* _Records to use_
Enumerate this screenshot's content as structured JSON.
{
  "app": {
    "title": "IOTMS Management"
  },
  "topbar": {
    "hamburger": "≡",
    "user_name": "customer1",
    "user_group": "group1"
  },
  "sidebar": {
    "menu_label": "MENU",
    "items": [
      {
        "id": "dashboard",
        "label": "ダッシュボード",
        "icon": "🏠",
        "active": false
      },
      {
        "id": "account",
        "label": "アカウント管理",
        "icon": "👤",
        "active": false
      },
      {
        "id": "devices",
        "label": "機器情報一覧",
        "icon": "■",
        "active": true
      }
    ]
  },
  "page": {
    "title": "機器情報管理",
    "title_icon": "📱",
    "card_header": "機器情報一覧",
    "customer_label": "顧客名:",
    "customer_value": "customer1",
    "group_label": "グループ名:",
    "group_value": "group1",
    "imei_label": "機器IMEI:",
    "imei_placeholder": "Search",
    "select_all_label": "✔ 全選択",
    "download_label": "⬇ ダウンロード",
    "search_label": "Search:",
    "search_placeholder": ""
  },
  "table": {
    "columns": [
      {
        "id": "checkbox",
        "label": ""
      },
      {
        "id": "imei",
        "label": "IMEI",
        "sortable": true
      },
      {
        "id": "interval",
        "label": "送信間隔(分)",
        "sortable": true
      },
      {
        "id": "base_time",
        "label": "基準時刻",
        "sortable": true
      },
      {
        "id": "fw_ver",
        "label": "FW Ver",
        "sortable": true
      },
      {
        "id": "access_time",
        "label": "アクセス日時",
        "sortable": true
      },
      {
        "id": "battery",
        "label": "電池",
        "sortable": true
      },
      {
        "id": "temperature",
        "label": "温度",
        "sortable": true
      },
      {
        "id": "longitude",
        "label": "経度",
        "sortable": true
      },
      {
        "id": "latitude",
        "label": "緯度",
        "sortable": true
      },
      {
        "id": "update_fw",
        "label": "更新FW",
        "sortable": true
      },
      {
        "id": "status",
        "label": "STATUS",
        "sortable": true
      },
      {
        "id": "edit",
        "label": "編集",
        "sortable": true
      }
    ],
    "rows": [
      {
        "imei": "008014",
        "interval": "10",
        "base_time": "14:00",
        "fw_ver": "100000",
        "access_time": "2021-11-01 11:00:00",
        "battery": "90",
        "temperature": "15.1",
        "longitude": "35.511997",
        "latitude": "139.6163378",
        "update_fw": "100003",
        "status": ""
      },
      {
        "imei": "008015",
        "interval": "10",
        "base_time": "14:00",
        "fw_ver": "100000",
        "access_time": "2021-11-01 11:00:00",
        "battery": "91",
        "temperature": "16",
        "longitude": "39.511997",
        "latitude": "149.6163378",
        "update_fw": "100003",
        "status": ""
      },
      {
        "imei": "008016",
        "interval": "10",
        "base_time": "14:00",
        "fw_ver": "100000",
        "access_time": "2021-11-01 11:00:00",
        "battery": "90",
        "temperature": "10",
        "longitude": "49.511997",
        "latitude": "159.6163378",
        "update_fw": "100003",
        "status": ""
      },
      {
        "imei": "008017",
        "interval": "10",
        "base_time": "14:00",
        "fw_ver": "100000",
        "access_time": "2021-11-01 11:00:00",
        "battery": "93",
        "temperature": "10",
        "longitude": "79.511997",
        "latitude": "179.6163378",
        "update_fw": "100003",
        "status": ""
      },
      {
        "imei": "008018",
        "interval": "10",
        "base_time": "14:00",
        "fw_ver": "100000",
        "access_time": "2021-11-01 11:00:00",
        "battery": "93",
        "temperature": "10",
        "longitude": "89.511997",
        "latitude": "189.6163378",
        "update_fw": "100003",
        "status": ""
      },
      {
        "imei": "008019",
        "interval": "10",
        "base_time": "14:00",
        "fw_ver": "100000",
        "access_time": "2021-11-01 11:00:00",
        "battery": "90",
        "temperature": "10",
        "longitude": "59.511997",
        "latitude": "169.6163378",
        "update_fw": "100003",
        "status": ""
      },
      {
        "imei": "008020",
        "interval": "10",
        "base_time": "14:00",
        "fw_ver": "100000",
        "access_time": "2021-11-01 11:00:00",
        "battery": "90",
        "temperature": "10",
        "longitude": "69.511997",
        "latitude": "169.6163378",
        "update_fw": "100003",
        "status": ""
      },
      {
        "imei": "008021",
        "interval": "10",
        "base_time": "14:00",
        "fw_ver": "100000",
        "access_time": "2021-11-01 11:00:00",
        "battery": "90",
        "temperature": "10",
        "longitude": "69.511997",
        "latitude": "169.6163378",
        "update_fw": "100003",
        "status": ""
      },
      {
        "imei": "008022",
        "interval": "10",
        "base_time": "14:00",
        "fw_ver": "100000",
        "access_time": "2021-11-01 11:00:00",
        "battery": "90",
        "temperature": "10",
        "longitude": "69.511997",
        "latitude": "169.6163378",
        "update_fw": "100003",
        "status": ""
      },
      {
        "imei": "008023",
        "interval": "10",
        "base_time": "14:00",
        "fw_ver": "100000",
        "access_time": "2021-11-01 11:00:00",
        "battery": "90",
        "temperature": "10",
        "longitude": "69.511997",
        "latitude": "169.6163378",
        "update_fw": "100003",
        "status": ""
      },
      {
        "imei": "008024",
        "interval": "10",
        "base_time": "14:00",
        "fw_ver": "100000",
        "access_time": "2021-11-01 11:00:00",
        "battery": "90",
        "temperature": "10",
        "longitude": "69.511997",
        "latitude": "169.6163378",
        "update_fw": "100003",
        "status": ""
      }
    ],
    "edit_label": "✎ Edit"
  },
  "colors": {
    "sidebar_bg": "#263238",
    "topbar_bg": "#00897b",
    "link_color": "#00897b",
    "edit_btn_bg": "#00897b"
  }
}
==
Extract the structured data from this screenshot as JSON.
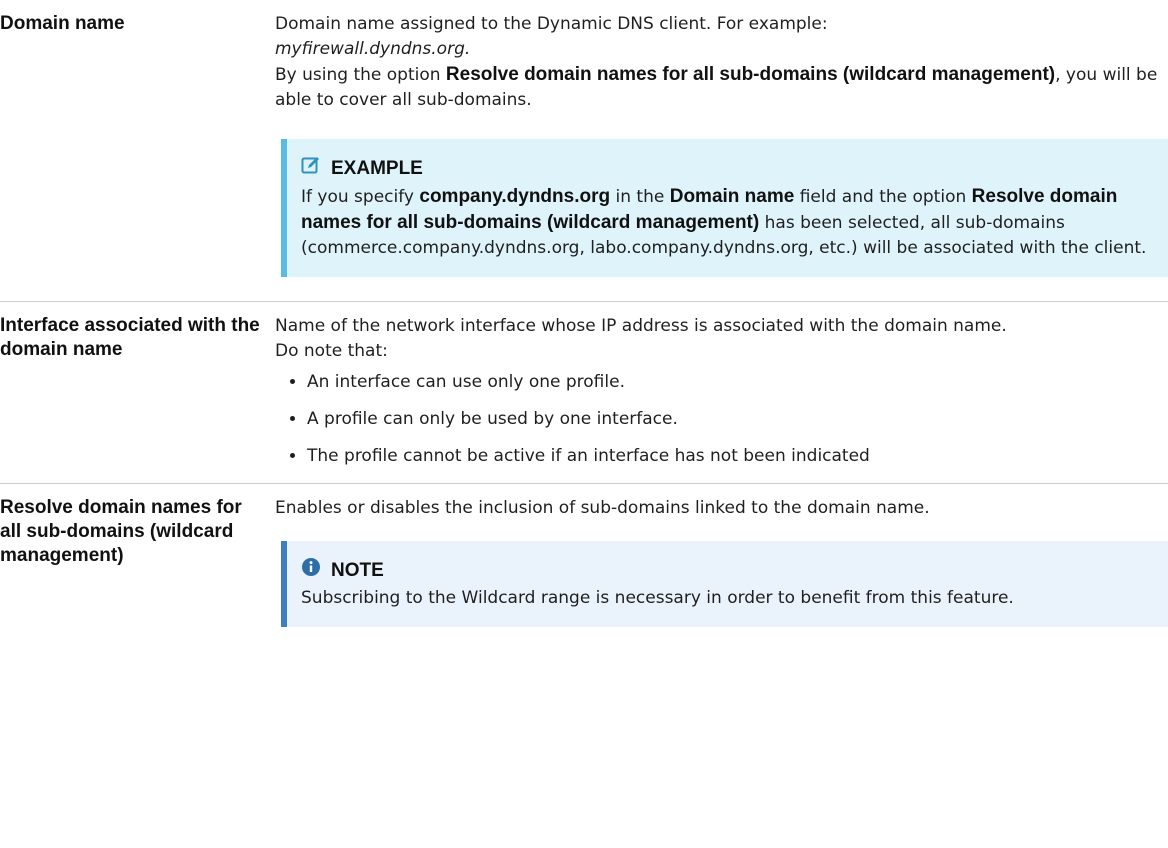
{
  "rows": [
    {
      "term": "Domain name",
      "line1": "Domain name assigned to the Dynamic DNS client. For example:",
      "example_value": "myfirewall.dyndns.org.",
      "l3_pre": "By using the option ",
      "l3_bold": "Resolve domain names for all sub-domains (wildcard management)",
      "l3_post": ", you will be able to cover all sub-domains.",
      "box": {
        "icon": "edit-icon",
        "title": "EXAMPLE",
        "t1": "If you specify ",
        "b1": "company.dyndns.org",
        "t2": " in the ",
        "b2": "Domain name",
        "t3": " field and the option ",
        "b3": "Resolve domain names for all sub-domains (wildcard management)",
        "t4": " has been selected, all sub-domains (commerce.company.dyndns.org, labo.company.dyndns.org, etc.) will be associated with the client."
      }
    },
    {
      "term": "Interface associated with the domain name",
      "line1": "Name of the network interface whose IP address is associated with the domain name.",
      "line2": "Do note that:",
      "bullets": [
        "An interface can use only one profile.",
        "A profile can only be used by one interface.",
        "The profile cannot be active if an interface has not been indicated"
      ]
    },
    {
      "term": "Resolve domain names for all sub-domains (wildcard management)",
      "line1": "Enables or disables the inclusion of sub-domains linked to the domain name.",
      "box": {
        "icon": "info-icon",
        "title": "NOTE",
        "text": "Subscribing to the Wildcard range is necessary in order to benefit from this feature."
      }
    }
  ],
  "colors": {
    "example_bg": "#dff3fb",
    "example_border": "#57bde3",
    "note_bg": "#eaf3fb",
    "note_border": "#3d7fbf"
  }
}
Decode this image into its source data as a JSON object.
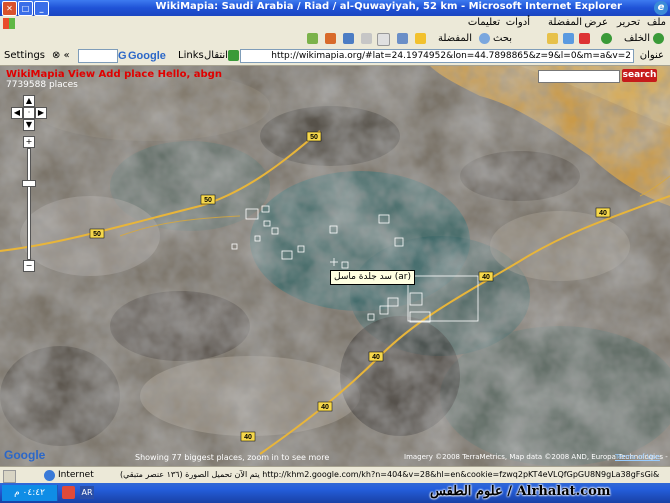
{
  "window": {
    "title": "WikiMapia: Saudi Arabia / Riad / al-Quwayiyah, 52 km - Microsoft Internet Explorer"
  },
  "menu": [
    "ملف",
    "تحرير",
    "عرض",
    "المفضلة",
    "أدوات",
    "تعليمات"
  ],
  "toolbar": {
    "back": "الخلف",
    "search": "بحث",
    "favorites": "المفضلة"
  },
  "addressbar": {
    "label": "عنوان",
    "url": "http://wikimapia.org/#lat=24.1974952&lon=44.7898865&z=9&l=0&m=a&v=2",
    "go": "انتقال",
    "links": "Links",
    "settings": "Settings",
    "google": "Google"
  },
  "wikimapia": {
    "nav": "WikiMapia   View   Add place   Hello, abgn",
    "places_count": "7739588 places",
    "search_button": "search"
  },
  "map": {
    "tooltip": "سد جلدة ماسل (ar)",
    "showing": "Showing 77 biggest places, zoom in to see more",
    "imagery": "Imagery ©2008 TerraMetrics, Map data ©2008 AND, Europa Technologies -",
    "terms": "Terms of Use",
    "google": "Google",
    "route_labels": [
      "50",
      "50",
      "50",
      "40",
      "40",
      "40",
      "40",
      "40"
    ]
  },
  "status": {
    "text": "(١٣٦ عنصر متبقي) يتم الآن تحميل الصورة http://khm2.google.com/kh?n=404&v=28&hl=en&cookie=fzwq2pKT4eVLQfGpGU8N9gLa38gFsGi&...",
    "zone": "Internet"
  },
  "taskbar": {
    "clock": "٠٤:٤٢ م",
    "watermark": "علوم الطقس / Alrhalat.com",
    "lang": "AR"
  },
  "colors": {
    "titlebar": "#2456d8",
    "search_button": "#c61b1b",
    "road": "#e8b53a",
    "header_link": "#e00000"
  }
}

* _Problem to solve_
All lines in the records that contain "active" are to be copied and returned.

* _Output of the task_
        "active": false
        "active": false
        "active": true
        "The profile cannot be active if an interface has not been indicated"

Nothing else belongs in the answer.